Above you see the beginning stages of the compost pile. Spent plants are being chopped up and added along with weeds and straw. The straw was being used as mulch this year. The goal is to clean the garden of all debris and reincarnate as compost and to prevent pests from overwintering in the debris. This pile was started mid-September. The bottom layer, I added about 5 inches of straw (carbon). Added a gallon of rain water to the top of that. Next added spent garden plants (green), then added some rain water. Next, added another layer of straw and some rain water. I have access to chicken manure from my folks, so added a layer of chicken manure (green) and wetted it down with some rain water. Next browns then greens and adding rain water to each layer. Add enough water to get the layers wet, not sopping wet.
A week later, the pile is reduced. The temperature stayed around 130 degrees Fahrenheit. At this time, it’s time to take out the manure fork and break the pile up (exercise). Once you take your pile out, add some more straw for the bottom and add rain water. Take what was the top of the pile and layer on top of the straw. Take what was the bottom layer and add. Add rain water, if needed. At this time, if you have any more spent plants, add them now. Then add the remainder of the compost, which will be the previous middle layer. If you have the room you could just set up another bin and add your layers to it. The idea is just to add oxygen and water if needed. A week later we flip again.
Everything is breaking down nicely as seen above. Just keep adding garden debris, rotating layers and your pile is going to retain heat and break down nicely. You also get a great workout.
Greens used: sweet potato vines, spent fruit and vegetable plants, spent flower plants, hop bines, weeds, brewing waste, chicken manure
Browns used: Straw, dried bean vines, dead leaves
**Note: Since I am in town, I compost fruit/vegetable waste, coffee grounds with some brown materials to not attract mice and other pests. Once these scraps are rotted, I add it to the garden debris compost pile as a “green”.

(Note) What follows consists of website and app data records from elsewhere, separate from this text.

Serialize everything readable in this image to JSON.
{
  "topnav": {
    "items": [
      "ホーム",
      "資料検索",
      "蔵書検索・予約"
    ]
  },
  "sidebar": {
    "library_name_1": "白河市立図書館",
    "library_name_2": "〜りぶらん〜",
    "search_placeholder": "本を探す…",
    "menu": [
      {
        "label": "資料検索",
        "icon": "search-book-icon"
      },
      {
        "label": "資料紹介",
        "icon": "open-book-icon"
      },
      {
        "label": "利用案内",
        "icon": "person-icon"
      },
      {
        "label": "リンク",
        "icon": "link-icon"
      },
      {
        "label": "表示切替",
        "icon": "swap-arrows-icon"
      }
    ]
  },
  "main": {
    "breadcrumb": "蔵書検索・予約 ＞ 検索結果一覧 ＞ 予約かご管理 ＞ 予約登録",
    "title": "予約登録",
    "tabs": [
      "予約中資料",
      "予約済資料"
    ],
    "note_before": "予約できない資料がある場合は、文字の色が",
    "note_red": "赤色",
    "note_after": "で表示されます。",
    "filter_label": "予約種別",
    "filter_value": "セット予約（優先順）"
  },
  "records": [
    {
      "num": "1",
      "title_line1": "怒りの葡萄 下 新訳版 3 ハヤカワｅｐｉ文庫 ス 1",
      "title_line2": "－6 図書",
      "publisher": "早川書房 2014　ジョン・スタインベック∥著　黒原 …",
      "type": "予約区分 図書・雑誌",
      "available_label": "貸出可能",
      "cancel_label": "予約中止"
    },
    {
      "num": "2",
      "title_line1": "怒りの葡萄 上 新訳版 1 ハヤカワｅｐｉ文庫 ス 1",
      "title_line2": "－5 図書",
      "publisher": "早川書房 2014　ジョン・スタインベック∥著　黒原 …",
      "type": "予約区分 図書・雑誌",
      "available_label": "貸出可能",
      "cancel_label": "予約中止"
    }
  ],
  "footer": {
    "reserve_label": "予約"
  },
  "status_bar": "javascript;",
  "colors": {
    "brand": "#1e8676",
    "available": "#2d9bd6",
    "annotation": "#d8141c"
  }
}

Nothing is thrown out on the curb to be hauled away to a landfill – mission accomplished!